Posted by admin 9:38 pm, 4 December 2014
Our response to stress is quite complex. It all starts when our brain notices or most times even imagines a threat. It could be your flight response like seeing something dangerous or even having feedback by your boss. At this point the brain releases chemicals that change the mind and body into an alert mode
During stress the brain shuts down important regions that are needed for long-term planning and increases the chemicals in regions that help us react quickly and without much thinking. The body sends its resources to the systems that will help you flee from danger or fight to defend yourself (that’s why the heart is pounding!). It takes those resources away from things like digestion, reproduction and healing. That’s a big part of why chronic stress is so harmful for health and can increase risk of heart disease, infections and digestive or metabolic disorders.
When this is happening stress hormones are released throughout the body and shaping our behaviour. The hormone oxytocin is a key part of the stress response for women. It creates the desire to be close to others, to seek social support and hugs and protection. Among men, there may be an increase in vasopressin and testosterone. These two hormones increase the competitive drive and desire to defend yourself and those you care about. And among just about everyone, the stress hormone cortisol makes us crave whatever we are addicted to, from cigarettes to cookies to checking our phones or email.

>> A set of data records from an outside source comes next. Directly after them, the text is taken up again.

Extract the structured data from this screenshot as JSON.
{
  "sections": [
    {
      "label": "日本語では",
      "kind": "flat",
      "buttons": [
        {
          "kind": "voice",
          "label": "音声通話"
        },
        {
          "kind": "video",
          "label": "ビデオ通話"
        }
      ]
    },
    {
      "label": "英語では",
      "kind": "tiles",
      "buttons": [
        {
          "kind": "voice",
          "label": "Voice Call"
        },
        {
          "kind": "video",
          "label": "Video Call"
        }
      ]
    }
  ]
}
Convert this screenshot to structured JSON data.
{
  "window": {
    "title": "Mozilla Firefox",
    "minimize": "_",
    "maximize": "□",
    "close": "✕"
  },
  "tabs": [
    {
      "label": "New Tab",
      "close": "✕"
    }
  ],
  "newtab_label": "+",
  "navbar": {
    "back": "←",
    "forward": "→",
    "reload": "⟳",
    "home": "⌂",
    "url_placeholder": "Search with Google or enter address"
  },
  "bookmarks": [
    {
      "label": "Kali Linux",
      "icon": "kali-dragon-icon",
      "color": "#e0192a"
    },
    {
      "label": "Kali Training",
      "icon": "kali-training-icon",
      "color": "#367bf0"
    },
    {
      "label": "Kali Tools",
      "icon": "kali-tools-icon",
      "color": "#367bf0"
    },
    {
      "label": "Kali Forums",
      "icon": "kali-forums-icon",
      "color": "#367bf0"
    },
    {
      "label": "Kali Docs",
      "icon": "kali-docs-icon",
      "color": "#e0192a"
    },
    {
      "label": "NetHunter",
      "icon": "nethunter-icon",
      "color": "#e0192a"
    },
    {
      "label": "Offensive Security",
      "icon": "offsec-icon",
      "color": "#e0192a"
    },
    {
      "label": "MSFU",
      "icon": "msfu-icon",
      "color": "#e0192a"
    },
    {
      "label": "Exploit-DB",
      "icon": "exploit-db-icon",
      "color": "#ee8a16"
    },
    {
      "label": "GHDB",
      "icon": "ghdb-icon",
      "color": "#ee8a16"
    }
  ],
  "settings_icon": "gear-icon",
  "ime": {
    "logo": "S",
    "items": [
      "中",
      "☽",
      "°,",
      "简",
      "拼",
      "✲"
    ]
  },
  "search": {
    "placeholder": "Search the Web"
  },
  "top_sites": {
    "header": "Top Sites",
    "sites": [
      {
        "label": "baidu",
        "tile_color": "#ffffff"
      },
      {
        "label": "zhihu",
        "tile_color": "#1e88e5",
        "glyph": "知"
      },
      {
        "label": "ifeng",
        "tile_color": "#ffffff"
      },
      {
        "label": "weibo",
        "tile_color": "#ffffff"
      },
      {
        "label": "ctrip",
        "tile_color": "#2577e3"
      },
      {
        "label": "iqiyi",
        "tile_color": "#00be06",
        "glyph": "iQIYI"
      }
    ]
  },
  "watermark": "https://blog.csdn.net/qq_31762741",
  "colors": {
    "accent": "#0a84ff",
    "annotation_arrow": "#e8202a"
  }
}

Everyone seems to have different stress thresholds so the big question is what causes stress. Well, genetics is key in which some children are born with what’s called a sensitive temperament. This makes babies and children easily stressed out by things like new environments, new people and being separated from their primary caregivers. This temperament can lead to an increased risk for anxiety, depression, addiction and other stress-related problems. However, this inherited sensitivity doesn’t mean a lifetime of being overwhelmed by stress. Research suggests that sensitive children who are well-nurtured by their primary caregivers and shape a secure attachment style go on to become incredibly resilient.
Life experiences have an impact on our resilience. Traumatic experiences, especially ones that occurred over a long period of time, like growing up in an abusive home or serving in war, can change the way the brain and body respond to stress. Your brain and body can learn that the world is a dangerous place and become more reactive to any sign of threat. At the same time, there are many life experiences that make us more resilient to stress.
Tune in a fortnight for methods to alleviate stress…